- [Problem description]
Each line of the data that mentions the string "example" needs to be identified and copied.
(Beginning of Dataset entries)
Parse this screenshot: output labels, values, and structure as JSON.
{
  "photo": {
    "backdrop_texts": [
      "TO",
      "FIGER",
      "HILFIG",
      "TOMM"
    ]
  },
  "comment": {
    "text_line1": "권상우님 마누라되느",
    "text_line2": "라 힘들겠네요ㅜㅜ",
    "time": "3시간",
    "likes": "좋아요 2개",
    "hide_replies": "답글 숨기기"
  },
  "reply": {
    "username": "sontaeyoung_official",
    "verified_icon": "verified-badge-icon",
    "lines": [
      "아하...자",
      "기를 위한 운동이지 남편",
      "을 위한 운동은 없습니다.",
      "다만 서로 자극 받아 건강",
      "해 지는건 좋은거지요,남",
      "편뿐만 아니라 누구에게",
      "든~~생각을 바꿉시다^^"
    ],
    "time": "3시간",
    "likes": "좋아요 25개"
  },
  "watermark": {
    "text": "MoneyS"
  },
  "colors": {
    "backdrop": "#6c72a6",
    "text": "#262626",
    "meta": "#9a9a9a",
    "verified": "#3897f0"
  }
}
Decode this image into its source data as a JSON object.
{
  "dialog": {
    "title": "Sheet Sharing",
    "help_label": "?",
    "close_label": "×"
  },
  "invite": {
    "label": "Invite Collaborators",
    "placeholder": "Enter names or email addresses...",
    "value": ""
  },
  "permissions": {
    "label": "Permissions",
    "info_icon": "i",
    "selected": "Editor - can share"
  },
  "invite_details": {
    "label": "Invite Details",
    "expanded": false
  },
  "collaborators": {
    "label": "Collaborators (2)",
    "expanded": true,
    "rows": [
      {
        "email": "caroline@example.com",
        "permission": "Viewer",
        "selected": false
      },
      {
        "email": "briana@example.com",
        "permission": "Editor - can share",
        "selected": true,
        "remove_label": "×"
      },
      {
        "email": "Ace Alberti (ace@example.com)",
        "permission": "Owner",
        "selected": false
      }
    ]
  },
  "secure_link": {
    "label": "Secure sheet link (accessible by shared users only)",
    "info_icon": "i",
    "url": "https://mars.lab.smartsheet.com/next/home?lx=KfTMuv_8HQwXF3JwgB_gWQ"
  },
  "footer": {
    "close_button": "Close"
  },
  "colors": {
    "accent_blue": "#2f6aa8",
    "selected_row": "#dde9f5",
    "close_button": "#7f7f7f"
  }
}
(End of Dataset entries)
- [Response to the task]
        "email": "caroline@example.com",
        "email": "briana@example.com",
        "email": "Ace Alberti (ace@example.com)",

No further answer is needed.